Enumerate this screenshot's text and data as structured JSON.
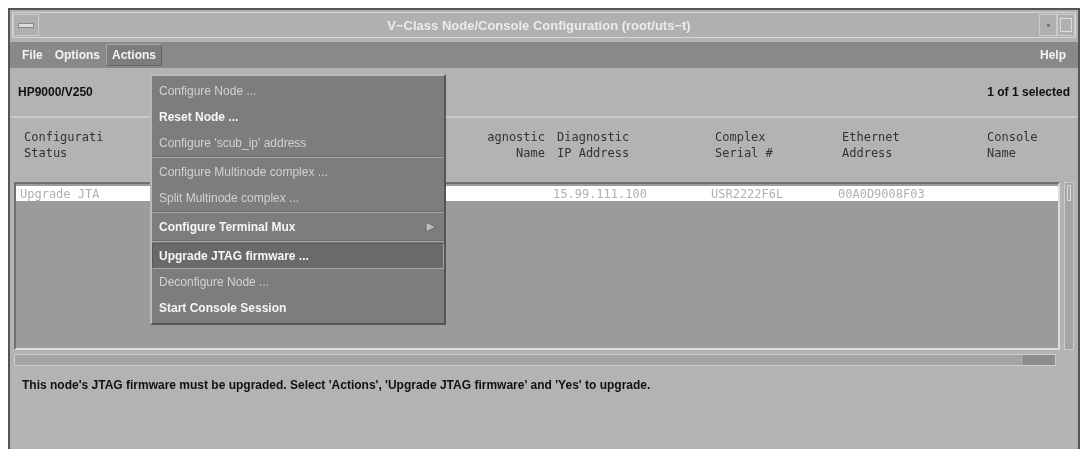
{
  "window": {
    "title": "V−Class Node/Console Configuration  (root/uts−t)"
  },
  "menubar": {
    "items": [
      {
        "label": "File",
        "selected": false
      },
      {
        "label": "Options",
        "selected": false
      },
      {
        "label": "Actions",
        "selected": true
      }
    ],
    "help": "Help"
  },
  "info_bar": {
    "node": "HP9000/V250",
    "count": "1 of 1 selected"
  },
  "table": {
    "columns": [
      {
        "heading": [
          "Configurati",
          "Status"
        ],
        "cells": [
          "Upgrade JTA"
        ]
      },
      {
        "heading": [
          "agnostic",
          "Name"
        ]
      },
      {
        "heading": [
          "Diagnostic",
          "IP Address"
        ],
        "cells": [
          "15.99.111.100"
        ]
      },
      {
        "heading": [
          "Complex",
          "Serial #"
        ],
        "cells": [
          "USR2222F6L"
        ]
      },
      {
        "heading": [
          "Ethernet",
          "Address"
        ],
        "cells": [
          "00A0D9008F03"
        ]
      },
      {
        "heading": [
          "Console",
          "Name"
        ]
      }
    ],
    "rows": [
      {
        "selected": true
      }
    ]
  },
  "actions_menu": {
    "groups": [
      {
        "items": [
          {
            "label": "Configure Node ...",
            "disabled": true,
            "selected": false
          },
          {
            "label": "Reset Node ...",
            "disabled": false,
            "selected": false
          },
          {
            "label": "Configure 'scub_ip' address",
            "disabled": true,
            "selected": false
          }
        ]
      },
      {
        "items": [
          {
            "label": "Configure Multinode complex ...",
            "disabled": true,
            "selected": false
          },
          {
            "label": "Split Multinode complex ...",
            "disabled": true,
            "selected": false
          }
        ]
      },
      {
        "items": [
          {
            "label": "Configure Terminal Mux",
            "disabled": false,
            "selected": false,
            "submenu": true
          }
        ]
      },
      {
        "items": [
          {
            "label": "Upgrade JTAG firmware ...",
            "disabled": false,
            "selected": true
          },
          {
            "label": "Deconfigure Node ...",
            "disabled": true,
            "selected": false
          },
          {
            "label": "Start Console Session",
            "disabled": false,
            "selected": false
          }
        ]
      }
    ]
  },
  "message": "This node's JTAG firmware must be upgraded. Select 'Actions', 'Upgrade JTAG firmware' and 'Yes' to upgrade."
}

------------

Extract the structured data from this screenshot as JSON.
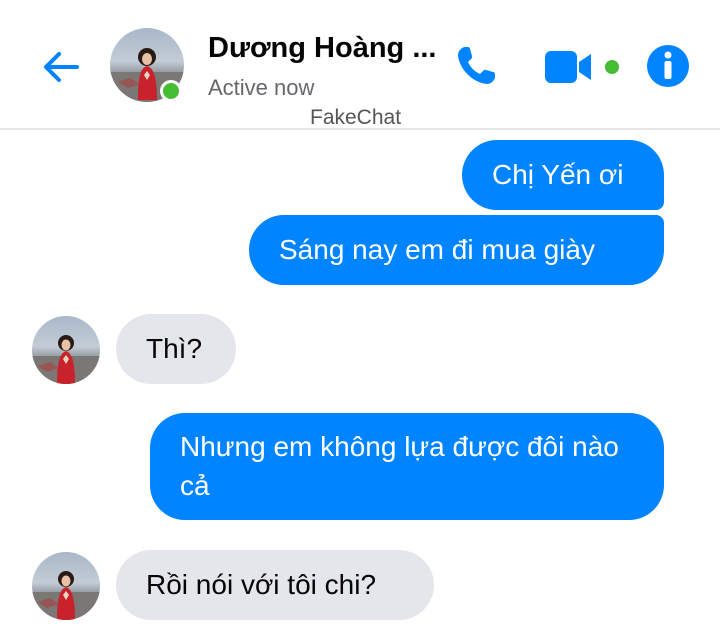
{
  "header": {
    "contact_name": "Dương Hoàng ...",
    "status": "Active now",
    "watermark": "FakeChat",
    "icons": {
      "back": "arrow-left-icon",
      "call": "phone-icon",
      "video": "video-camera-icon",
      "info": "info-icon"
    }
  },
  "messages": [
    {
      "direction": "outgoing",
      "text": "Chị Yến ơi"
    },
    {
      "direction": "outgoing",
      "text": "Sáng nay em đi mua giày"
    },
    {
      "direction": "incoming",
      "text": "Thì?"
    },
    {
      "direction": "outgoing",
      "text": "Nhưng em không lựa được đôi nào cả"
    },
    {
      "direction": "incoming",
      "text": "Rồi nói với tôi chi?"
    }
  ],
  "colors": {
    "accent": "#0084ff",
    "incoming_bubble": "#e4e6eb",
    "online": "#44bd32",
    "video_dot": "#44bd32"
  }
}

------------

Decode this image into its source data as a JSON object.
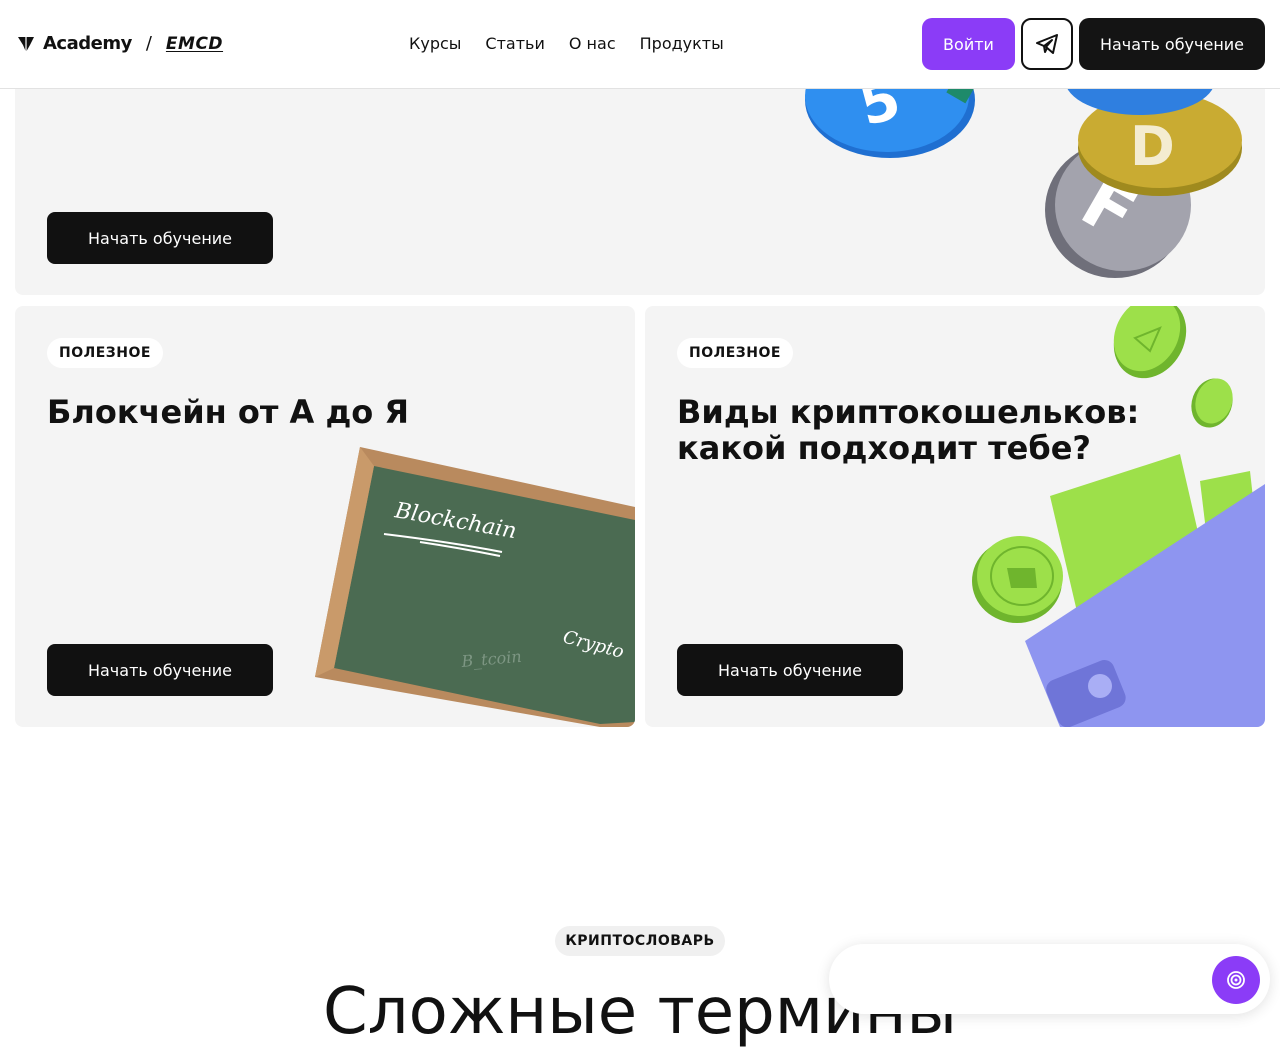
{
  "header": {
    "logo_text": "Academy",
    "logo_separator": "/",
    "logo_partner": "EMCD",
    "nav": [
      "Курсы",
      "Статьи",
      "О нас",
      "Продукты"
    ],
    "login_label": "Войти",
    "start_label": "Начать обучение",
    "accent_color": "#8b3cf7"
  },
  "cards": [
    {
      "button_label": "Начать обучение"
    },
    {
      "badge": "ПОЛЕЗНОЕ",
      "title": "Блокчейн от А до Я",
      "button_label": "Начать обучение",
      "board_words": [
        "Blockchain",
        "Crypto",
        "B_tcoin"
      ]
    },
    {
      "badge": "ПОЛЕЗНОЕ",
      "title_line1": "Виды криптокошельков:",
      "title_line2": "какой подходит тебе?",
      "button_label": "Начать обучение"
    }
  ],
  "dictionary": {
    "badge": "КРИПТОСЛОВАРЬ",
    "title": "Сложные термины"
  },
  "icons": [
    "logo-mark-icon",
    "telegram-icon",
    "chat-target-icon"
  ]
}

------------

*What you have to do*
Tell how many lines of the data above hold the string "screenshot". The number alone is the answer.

*Solution*
2